» **Your goal**:
Return all lines from the listing below that include the word "data".

» **Extracted information**:
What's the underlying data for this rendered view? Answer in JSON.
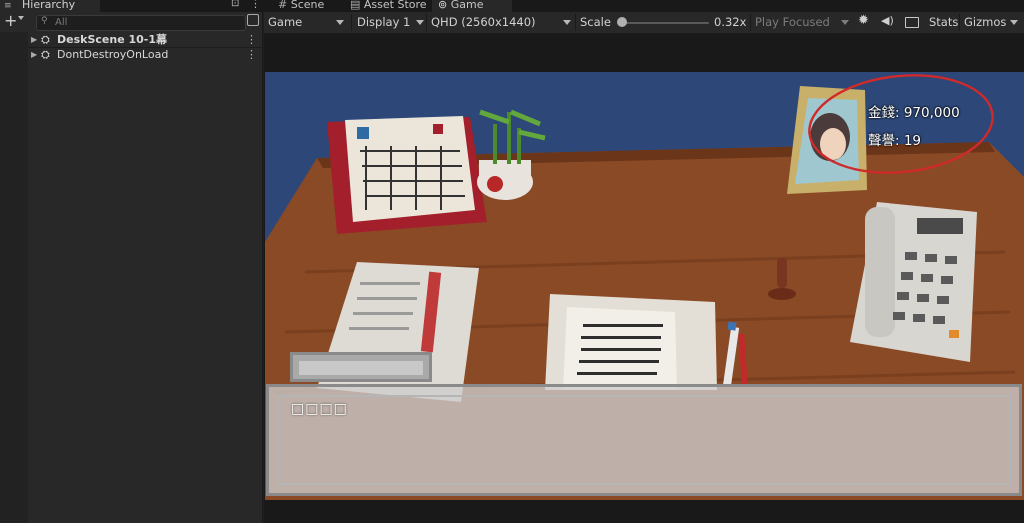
{
  "tabs": {
    "hierarchy": "Hierarchy",
    "scene": "Scene",
    "asset_store": "Asset Store",
    "game": "Game"
  },
  "hierarchy": {
    "add_label": "+",
    "search_placeholder": "All",
    "items": [
      {
        "label": "DeskScene 10-1幕"
      },
      {
        "label": "DontDestroyOnLoad"
      }
    ]
  },
  "game_toolbar": {
    "view_mode": "Game",
    "display": "Display 1",
    "resolution": "QHD (2560x1440)",
    "scale_label": "Scale",
    "scale_value": "0.32x",
    "scale_level": 0.05,
    "play_mode": "Play Focused",
    "stats": "Stats",
    "gizmos": "Gizmos"
  },
  "hud": {
    "money": "金錢: 970,000",
    "reputation": "聲譽: 19"
  },
  "dialog": {
    "text": "□□□□"
  },
  "colors": {
    "sky": "#2d4778",
    "desk": "#8a4a26",
    "annotation": "#d02a2a"
  }
}
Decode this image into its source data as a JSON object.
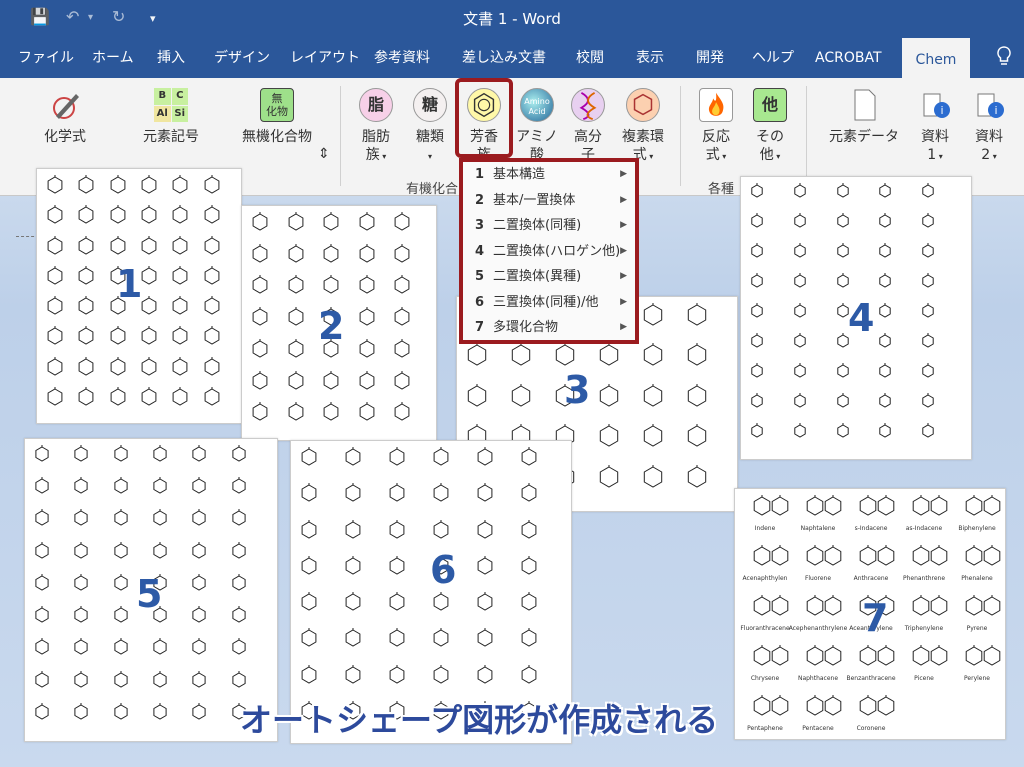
{
  "window": {
    "title": "文書 1  -  Word"
  },
  "quick_access": {
    "save": "💾",
    "undo": "↶",
    "undo_arrow": "▾",
    "redo": "↻",
    "customize": "▾"
  },
  "tabs": [
    "ファイル",
    "ホーム",
    "挿入",
    "デザイン",
    "レイアウト",
    "参考資料",
    "差し込み文書",
    "校閲",
    "表示",
    "開発",
    "ヘルプ",
    "ACROBAT",
    "Chem"
  ],
  "active_tab": "Chem",
  "ribbon": {
    "buttons": [
      {
        "label": "化学式",
        "icon": "pen-icon"
      },
      {
        "label": "元素記号",
        "icon": "periodic-icon",
        "cells": [
          "B",
          "C",
          "Al",
          "Si"
        ]
      },
      {
        "label": "無機化合物",
        "icon": "inorganic-icon",
        "glyph": "無\n化物"
      },
      {
        "label": "脂肪",
        "sub": "族",
        "icon": "fat-icon",
        "glyph": "脂"
      },
      {
        "label": "糖類",
        "icon": "sugar-icon",
        "glyph": "糖"
      },
      {
        "label": "芳香",
        "sub": "族",
        "icon": "aromatic-icon"
      },
      {
        "label": "アミノ",
        "sub": "酸",
        "icon": "amino-icon",
        "glyph": "Amino Acid"
      },
      {
        "label": "高分",
        "sub": "子",
        "icon": "polymer-icon"
      },
      {
        "label": "複素環",
        "sub": "式",
        "icon": "heterocycle-icon"
      },
      {
        "label": "反応",
        "sub": "式",
        "icon": "fire-icon"
      },
      {
        "label": "その",
        "sub": "他",
        "icon": "other-icon",
        "glyph": "他"
      },
      {
        "label": "元素データ",
        "icon": "document-icon"
      },
      {
        "label": "資料",
        "sub": "1",
        "icon": "info-icon"
      },
      {
        "label": "資料",
        "sub": "2",
        "icon": "info-icon"
      }
    ],
    "groups": {
      "organic": "有機化合",
      "other": "各種"
    }
  },
  "menu": [
    {
      "num": "1",
      "label": "基本構造"
    },
    {
      "num": "2",
      "label": "基本/一置換体"
    },
    {
      "num": "3",
      "label": "二置換体(同種)"
    },
    {
      "num": "4",
      "label": "二置換体(ハロゲン他)"
    },
    {
      "num": "5",
      "label": "二置換体(異種)"
    },
    {
      "num": "6",
      "label": "三置換体(同種)/他"
    },
    {
      "num": "7",
      "label": "多環化合物"
    }
  ],
  "panels": [
    {
      "num": "1"
    },
    {
      "num": "2"
    },
    {
      "num": "3"
    },
    {
      "num": "4"
    },
    {
      "num": "5"
    },
    {
      "num": "6"
    },
    {
      "num": "7"
    }
  ],
  "polycyclic_names": [
    "Indene",
    "Naphtalene",
    "s-Indacene",
    "as-Indacene",
    "Biphenylene",
    "Acenaphthylen",
    "Fluorene",
    "Anthracene",
    "Phenanthrene",
    "Phenalene",
    "Fluoranthracene",
    "Acephenanthrylene",
    "Aceanthrylene",
    "Triphenylene",
    "Pyrene",
    "Chrysene",
    "Naphthacene",
    "Benzanthracene",
    "Picene",
    "Perylene",
    "Pentaphene",
    "Pentacene",
    "Coronene"
  ],
  "caption": "オートシェープ図形が作成される",
  "colors": {
    "word_blue": "#2b579a",
    "highlight": "#9b1b1f",
    "panel_number": "#2d5aa6"
  }
}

» **Output for this exercise**:
What's the underlying data for this rendered view? Answer in JSON.
Decode this image into its source data as a JSON object.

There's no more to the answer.